* _Data shown_
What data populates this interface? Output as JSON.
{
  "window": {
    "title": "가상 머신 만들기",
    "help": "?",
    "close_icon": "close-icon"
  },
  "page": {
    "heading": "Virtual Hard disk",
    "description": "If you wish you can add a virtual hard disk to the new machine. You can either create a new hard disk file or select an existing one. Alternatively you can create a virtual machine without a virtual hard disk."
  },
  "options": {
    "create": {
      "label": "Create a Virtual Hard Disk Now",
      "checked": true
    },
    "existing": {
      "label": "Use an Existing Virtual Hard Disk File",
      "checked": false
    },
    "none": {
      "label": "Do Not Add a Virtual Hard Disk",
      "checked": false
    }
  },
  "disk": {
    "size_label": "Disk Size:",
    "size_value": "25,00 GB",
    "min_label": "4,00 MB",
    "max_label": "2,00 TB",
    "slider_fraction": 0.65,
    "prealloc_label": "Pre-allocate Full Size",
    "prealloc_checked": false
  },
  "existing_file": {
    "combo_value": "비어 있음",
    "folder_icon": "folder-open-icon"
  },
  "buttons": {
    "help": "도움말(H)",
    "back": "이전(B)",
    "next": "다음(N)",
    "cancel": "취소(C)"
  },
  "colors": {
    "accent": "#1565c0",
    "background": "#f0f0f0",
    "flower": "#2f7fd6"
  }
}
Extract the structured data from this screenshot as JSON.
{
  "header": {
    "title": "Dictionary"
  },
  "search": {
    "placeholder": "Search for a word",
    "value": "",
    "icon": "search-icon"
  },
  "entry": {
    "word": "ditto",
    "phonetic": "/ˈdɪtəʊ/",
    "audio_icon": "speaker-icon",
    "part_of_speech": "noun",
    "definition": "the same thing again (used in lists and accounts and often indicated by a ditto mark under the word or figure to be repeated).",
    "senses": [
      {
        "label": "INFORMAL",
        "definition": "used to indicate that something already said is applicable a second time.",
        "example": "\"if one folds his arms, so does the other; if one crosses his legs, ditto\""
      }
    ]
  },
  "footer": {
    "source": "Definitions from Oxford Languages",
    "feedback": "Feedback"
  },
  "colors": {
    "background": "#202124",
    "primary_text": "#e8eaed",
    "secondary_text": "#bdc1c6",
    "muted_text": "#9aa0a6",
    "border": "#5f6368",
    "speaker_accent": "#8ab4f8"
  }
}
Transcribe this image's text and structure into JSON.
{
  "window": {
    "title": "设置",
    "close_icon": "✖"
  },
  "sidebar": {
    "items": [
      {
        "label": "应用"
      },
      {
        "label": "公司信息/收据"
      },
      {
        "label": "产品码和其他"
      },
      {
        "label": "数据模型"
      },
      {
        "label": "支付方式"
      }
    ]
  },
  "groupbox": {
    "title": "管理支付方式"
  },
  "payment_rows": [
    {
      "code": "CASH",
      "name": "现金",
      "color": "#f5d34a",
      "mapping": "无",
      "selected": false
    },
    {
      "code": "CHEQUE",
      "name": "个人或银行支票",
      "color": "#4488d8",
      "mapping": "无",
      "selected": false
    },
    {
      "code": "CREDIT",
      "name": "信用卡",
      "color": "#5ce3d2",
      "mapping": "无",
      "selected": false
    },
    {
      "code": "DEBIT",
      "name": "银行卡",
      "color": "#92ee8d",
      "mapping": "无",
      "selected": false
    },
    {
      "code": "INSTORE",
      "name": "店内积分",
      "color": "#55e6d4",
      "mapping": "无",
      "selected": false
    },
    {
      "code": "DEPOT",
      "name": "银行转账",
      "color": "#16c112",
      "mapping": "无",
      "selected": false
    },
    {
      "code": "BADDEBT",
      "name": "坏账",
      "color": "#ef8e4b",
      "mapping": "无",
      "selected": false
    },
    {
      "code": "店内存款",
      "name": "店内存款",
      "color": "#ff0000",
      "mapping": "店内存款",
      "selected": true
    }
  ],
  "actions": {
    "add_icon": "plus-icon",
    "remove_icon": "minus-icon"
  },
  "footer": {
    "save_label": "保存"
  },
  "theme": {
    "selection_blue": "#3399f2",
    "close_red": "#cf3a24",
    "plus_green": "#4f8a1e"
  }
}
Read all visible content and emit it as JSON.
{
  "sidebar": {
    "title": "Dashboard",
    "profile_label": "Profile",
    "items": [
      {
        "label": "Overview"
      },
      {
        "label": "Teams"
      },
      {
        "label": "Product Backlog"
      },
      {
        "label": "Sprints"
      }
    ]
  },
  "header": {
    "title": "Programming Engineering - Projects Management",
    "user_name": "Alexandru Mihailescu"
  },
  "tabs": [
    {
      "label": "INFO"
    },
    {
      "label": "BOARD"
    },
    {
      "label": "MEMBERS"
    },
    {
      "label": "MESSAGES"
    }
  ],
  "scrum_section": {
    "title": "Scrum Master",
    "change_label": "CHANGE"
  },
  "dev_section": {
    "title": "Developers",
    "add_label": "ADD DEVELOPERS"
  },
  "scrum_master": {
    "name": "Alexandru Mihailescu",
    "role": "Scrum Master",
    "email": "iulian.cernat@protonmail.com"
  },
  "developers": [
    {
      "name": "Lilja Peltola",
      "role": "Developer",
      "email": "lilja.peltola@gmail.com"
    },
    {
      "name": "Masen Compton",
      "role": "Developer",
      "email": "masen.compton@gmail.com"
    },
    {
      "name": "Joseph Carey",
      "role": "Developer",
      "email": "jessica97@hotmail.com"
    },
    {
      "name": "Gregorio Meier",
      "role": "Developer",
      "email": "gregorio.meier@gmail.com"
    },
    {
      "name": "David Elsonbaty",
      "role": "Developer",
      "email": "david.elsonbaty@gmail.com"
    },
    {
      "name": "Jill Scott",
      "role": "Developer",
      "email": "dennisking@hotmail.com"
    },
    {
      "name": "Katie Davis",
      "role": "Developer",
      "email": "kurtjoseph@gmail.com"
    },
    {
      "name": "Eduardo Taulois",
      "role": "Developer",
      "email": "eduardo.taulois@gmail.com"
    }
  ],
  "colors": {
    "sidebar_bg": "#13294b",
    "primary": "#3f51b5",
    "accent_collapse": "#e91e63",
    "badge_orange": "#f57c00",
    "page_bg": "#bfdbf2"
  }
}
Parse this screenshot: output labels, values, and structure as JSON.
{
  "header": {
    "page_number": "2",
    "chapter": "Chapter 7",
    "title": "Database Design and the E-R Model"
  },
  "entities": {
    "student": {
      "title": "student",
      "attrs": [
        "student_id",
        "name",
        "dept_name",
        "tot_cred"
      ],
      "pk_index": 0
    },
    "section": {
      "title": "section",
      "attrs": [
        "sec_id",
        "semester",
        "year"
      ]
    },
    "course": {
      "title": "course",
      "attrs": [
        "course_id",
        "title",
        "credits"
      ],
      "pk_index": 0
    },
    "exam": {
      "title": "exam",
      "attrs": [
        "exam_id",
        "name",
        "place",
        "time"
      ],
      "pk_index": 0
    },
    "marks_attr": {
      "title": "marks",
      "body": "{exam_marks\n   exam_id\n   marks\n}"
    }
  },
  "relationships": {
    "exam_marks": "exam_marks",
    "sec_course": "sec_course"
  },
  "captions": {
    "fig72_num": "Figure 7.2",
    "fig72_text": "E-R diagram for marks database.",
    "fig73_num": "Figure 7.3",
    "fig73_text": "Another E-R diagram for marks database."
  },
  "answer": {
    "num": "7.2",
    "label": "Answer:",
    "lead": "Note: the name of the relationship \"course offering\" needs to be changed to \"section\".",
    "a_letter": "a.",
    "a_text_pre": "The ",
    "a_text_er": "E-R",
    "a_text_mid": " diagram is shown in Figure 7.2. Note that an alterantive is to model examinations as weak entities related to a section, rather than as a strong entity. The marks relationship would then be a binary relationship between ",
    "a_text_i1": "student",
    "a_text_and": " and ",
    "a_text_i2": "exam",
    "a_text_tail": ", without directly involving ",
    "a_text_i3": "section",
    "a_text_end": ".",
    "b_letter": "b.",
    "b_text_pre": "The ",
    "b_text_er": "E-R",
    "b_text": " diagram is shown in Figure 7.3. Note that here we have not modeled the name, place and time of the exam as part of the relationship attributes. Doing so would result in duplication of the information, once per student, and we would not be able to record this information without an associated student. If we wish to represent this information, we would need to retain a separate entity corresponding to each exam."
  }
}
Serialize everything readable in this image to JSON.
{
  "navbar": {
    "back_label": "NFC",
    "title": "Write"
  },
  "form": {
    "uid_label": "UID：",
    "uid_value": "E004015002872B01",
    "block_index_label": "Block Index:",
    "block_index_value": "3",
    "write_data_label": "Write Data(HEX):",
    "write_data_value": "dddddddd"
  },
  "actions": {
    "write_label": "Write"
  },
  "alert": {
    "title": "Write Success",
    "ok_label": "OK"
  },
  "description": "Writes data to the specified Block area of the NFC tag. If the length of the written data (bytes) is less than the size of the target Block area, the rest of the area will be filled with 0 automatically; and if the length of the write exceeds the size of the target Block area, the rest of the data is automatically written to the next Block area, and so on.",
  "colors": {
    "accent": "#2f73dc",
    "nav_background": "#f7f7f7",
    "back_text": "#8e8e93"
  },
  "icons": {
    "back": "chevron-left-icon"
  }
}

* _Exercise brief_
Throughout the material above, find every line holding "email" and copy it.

* _The completed task_
    "email": "iulian.cernat@protonmail.com"
      "email": "lilja.peltola@gmail.com"
      "email": "masen.compton@gmail.com"
      "email": "jessica97@hotmail.com"
      "email": "gregorio.meier@gmail.com"
      "email": "david.elsonbaty@gmail.com"
      "email": "dennisking@hotmail.com"
      "email": "kurtjoseph@gmail.com"
      "email": "eduardo.taulois@gmail.com"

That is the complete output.